I was surviving but not thriving. I had lived through my trauma but was not even close to living a life that celebrated my survival. Instead, I descended down a black staircase and forced those who cared about me to watch me self-destruct.

Is this fair to those who stand by us? Is this the right way to honor those who don’t abandon us in our darkest hour? Is this the way to respect our own strength to survive, and the role our loved ones and friends are playing in helping us to get back on track?

If you had asked me this at the time I would have snarled, “This isn’t about them!”, or I would have dissolved in sobs about how I just couldn’t handle worrying about my family when I could barely hold myself together.

But we do need to think about them. They are the ones who did not have to survive trauma and whom we are now making slog through the muck anyway. We are traumatizing them with our behavior, and mostly they take it and defer to our pain and continue to walk the path with us despite how we treat them.

Survivors aren’t the only victims of trauma. Sure, we’re the main victims, but trauma is a big pond and the ripples are pretty strong.
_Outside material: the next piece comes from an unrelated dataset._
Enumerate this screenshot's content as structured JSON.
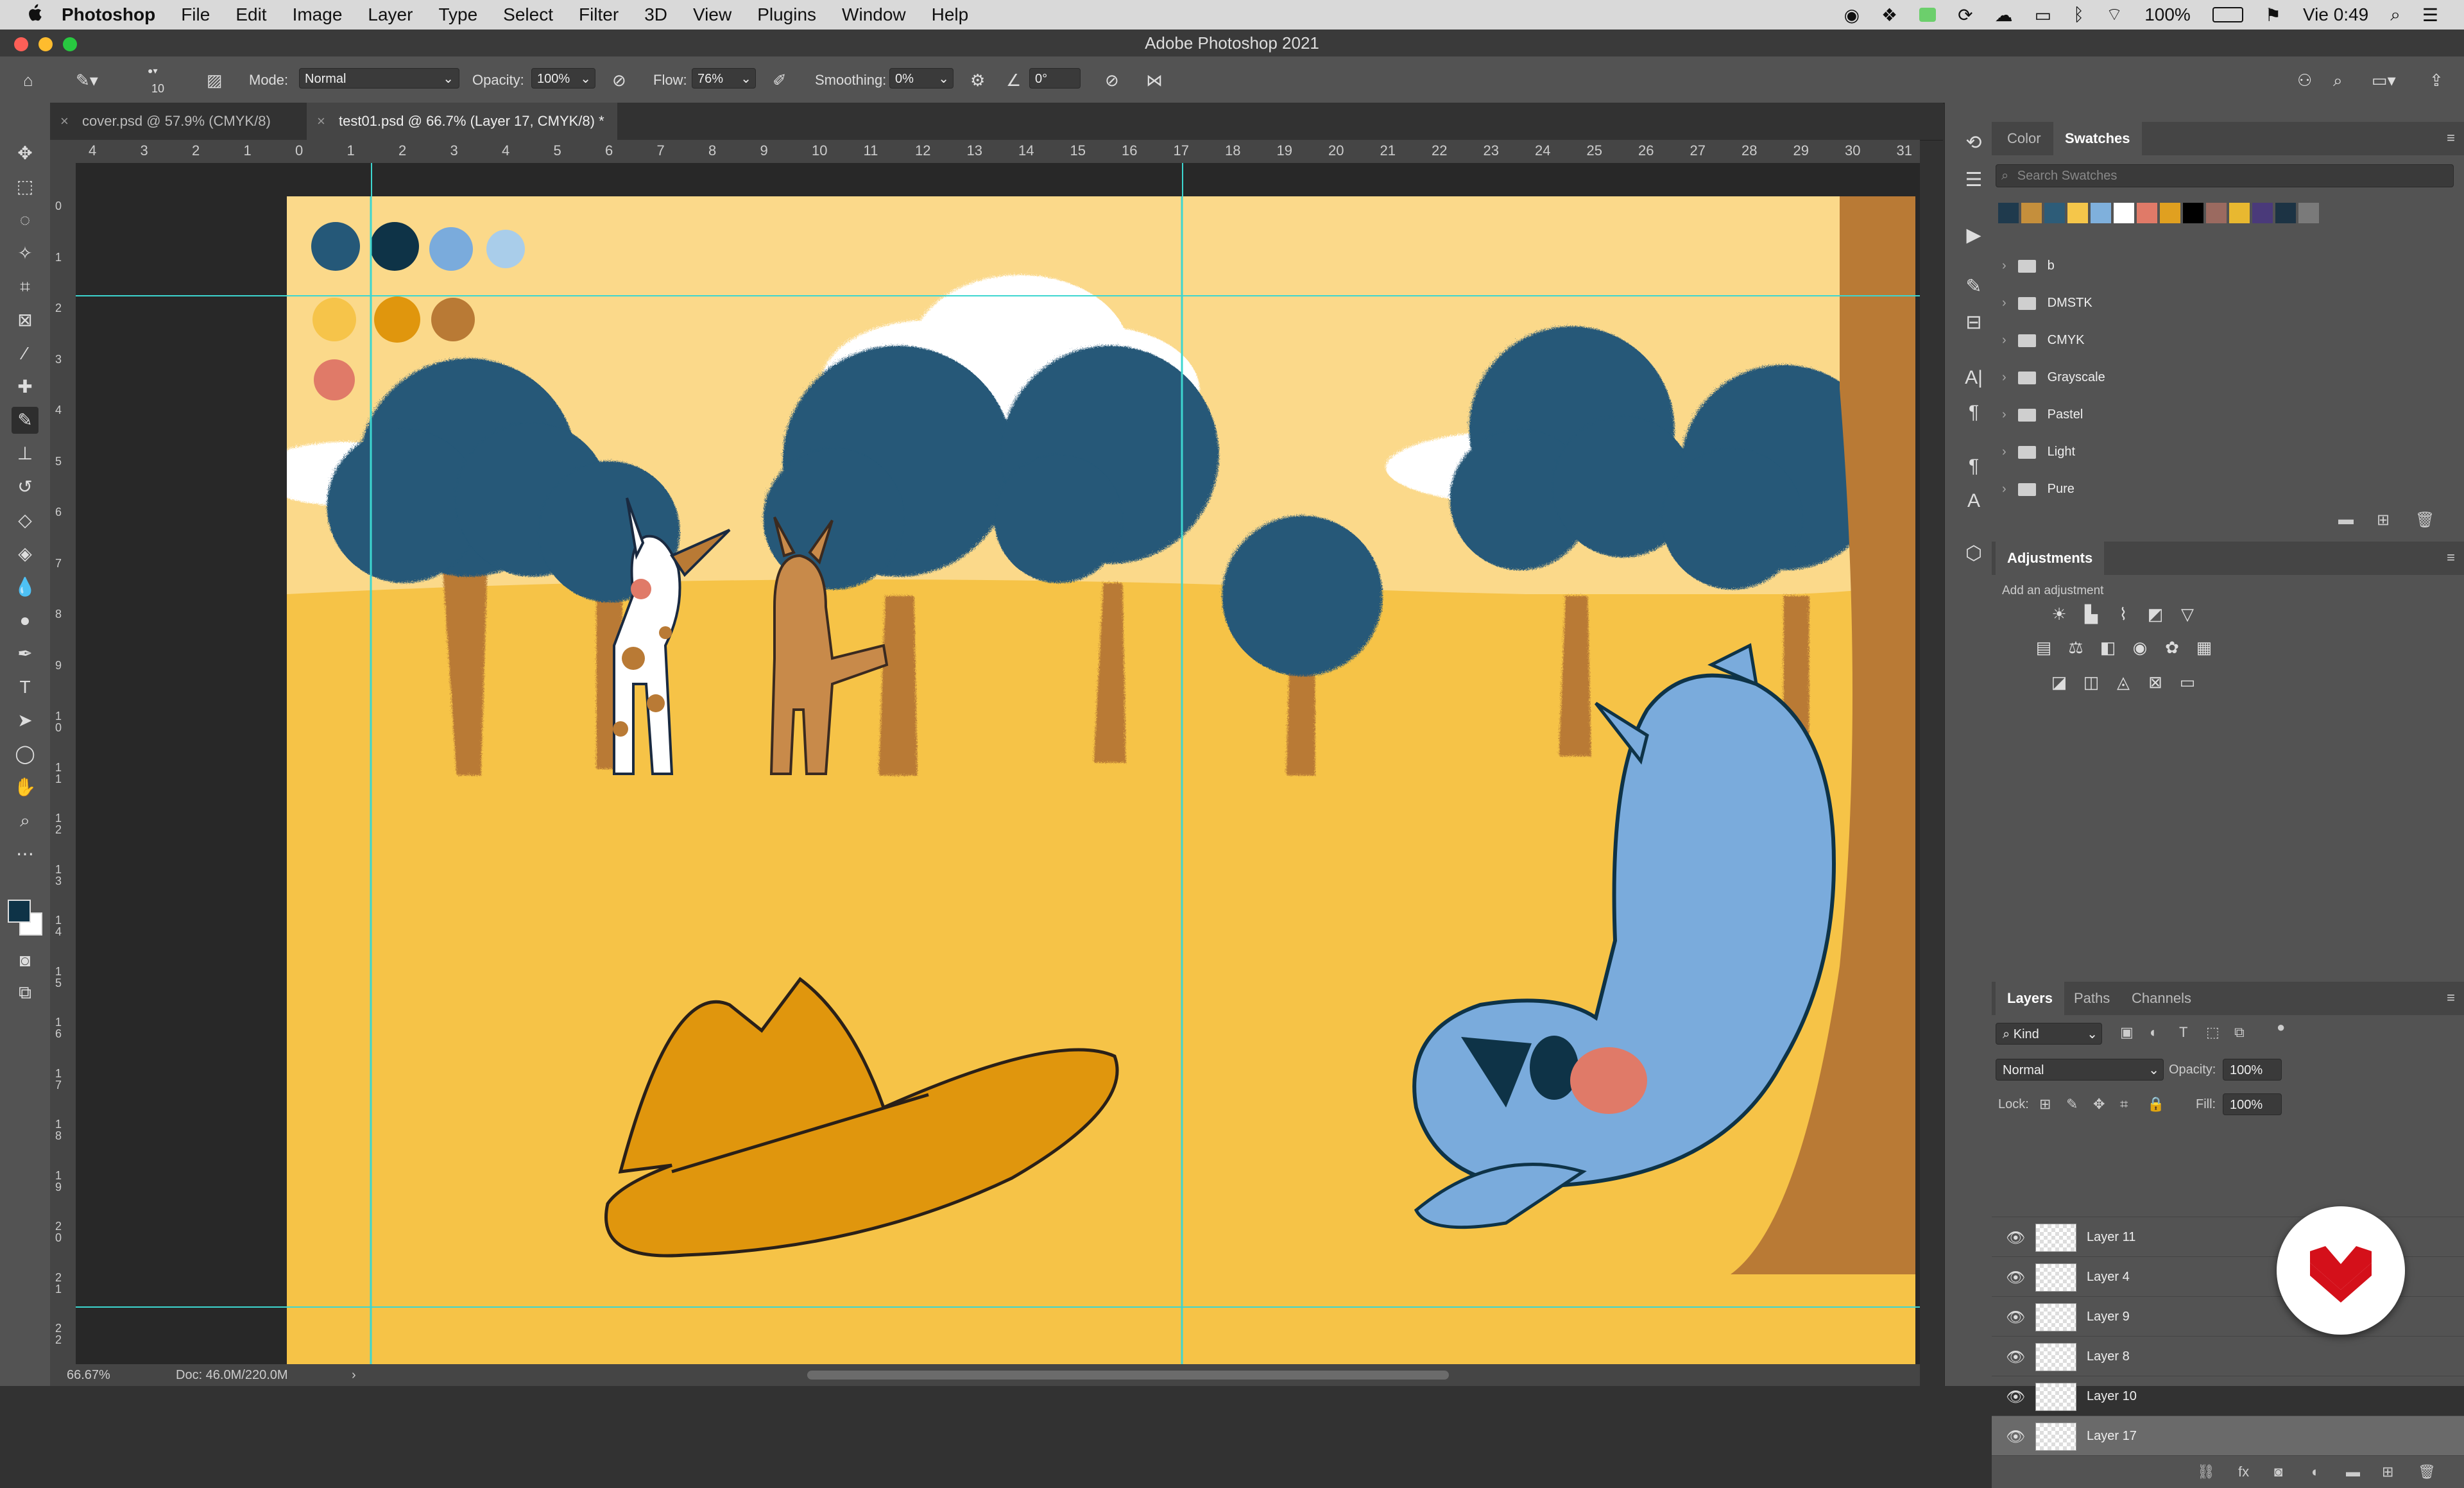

In developing your ability to reach out this month, begin to think of those around you, and how your behavior impacts them. I never did this and I really should have because: If we think outside our own head for a moment and figure out how to better communicate with those who surround us, our healing can progress faster and our relationships can be maintained better. We want these people to stick around. We want to have friends and family when we are healed. We’d better think about that every once in a while.

It’s time, in your healing process, to begin reaching out to family and friends. To bridge the gap between themselves and you and your PTSD experience. One good way to do this is to explain to them what you feel and how you struggle.

The PTSD organization, Carrot of Hope, asked me to write an article that reaches out to friends and family of PTSDers. In response to their request I wrote ‘What I Wish My Family Had Known’ an article from the PTSD perspective that explains to those without PTSD what our internal struggle is and how they can help. In order to open the conversation with your friends and family, read this article together and relate your own experiences to my Top 10 things every family should understand about living with someone with PTSD.

BRIDGE THE GAP EXERCISE:

Make your own list of the top 5 things you wish your family understood about your PTSD experience and behavior. Choose one or two or even three people to explain this to. Reaching out means finding clarity and sharing it with those around us. The more we do this the more we heal. The more others understand us the more they can give us the room and support to move toward wellness. The more we reach out the more we pave the way to ease the struggle within.

(Photo: Andrew Orange)

1 comment:

Tanya Ruckstuhl-Valenti LICSW said...

Lovely! I am always amazed at how when I go through a major life event the people who "show up" are not the ones who I thoght would. Part of staying connected and feeling balanced is being able to think about our support system and how to give back, even when we are feeling empty.